Assigned task: Print every record below exactly, minus the pictures.

Records from a data collection:
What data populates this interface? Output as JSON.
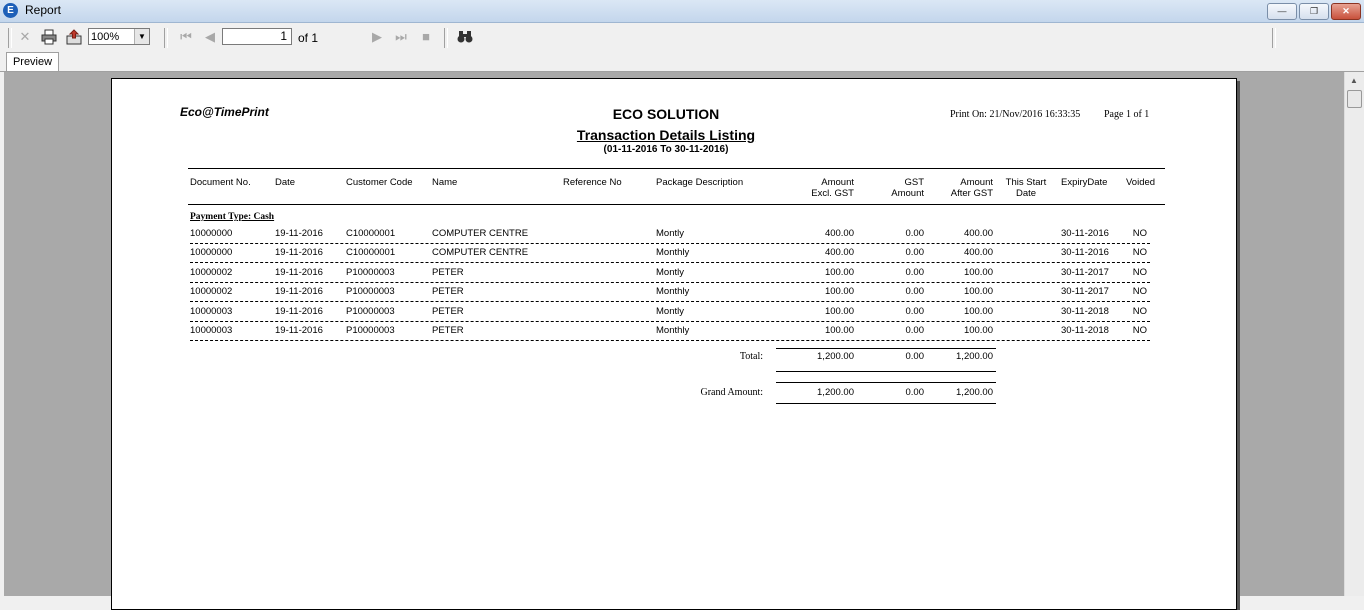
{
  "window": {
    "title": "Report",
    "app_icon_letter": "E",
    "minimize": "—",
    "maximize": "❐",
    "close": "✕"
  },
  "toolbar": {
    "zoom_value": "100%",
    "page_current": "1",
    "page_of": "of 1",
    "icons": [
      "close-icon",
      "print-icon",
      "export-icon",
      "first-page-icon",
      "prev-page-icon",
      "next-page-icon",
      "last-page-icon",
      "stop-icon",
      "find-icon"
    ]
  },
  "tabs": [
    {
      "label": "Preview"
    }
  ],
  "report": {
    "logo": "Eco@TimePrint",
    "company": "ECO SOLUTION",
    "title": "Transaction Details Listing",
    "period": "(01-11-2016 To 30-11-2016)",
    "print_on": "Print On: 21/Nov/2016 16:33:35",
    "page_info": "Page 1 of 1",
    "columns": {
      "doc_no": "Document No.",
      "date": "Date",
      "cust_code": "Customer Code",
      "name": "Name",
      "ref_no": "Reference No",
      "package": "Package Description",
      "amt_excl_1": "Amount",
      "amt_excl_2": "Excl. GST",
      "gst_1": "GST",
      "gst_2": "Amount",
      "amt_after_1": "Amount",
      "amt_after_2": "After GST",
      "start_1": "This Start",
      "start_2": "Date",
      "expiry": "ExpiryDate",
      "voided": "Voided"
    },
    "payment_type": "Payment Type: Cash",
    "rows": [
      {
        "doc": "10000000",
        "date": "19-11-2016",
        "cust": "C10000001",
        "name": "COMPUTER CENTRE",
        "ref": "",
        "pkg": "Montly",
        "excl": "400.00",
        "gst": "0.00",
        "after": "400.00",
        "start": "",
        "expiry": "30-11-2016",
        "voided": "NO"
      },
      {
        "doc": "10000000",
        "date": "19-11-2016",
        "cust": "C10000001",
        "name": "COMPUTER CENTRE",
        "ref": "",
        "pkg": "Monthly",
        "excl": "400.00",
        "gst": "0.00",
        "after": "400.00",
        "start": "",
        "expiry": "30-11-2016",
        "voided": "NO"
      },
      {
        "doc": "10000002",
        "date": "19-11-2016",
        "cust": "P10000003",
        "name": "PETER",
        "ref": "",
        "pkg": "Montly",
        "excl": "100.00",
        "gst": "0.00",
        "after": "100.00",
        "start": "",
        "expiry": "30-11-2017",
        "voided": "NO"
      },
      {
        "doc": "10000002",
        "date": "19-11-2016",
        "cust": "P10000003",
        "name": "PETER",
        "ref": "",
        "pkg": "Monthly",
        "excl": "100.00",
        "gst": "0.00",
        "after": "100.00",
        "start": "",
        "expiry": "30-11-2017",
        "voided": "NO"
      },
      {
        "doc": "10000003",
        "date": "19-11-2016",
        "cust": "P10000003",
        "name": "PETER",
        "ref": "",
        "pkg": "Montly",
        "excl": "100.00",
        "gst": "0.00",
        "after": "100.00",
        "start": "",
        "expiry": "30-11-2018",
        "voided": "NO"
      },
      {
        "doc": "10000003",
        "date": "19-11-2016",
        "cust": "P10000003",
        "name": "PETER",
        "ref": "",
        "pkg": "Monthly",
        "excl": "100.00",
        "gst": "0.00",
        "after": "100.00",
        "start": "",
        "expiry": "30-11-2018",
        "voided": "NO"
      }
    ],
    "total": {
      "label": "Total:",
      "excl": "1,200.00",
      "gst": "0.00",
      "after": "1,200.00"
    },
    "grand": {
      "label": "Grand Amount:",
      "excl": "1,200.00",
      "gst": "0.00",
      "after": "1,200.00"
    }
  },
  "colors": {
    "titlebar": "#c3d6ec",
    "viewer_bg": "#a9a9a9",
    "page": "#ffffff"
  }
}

Result:
What data populates this interface? Output as JSON.
{
  "window": {
    "title": "Report",
    "app_icon_letter": "E",
    "minimize": "—",
    "maximize": "❐",
    "close": "✕"
  },
  "toolbar": {
    "zoom_value": "100%",
    "page_current": "1",
    "page_of": "of 1",
    "icons": [
      "close-icon",
      "print-icon",
      "export-icon",
      "first-page-icon",
      "prev-page-icon",
      "next-page-icon",
      "last-page-icon",
      "stop-icon",
      "find-icon"
    ]
  },
  "tabs": [
    {
      "label": "Preview"
    }
  ],
  "report": {
    "logo": "Eco@TimePrint",
    "company": "ECO SOLUTION",
    "title": "Transaction Details Listing",
    "period": "(01-11-2016 To 30-11-2016)",
    "print_on": "Print On: 21/Nov/2016 16:33:35",
    "page_info": "Page 1 of 1",
    "columns": {
      "doc_no": "Document No.",
      "date": "Date",
      "cust_code": "Customer Code",
      "name": "Name",
      "ref_no": "Reference No",
      "package": "Package Description",
      "amt_excl_1": "Amount",
      "amt_excl_2": "Excl. GST",
      "gst_1": "GST",
      "gst_2": "Amount",
      "amt_after_1": "Amount",
      "amt_after_2": "After GST",
      "start_1": "This Start",
      "start_2": "Date",
      "expiry": "ExpiryDate",
      "voided": "Voided"
    },
    "payment_type": "Payment Type: Cash",
    "rows": [
      {
        "doc": "10000000",
        "date": "19-11-2016",
        "cust": "C10000001",
        "name": "COMPUTER CENTRE",
        "ref": "",
        "pkg": "Montly",
        "excl": "400.00",
        "gst": "0.00",
        "after": "400.00",
        "start": "",
        "expiry": "30-11-2016",
        "voided": "NO"
      },
      {
        "doc": "10000000",
        "date": "19-11-2016",
        "cust": "C10000001",
        "name": "COMPUTER CENTRE",
        "ref": "",
        "pkg": "Monthly",
        "excl": "400.00",
        "gst": "0.00",
        "after": "400.00",
        "start": "",
        "expiry": "30-11-2016",
        "voided": "NO"
      },
      {
        "doc": "10000002",
        "date": "19-11-2016",
        "cust": "P10000003",
        "name": "PETER",
        "ref": "",
        "pkg": "Montly",
        "excl": "100.00",
        "gst": "0.00",
        "after": "100.00",
        "start": "",
        "expiry": "30-11-2017",
        "voided": "NO"
      },
      {
        "doc": "10000002",
        "date": "19-11-2016",
        "cust": "P10000003",
        "name": "PETER",
        "ref": "",
        "pkg": "Monthly",
        "excl": "100.00",
        "gst": "0.00",
        "after": "100.00",
        "start": "",
        "expiry": "30-11-2017",
        "voided": "NO"
      },
      {
        "doc": "10000003",
        "date": "19-11-2016",
        "cust": "P10000003",
        "name": "PETER",
        "ref": "",
        "pkg": "Montly",
        "excl": "100.00",
        "gst": "0.00",
        "after": "100.00",
        "start": "",
        "expiry": "30-11-2018",
        "voided": "NO"
      },
      {
        "doc": "10000003",
        "date": "19-11-2016",
        "cust": "P10000003",
        "name": "PETER",
        "ref": "",
        "pkg": "Monthly",
        "excl": "100.00",
        "gst": "0.00",
        "after": "100.00",
        "start": "",
        "expiry": "30-11-2018",
        "voided": "NO"
      }
    ],
    "total": {
      "label": "Total:",
      "excl": "1,200.00",
      "gst": "0.00",
      "after": "1,200.00"
    },
    "grand": {
      "label": "Grand Amount:",
      "excl": "1,200.00",
      "gst": "0.00",
      "after": "1,200.00"
    }
  },
  "colors": {
    "titlebar": "#c3d6ec",
    "viewer_bg": "#a9a9a9",
    "page": "#ffffff"
  }
}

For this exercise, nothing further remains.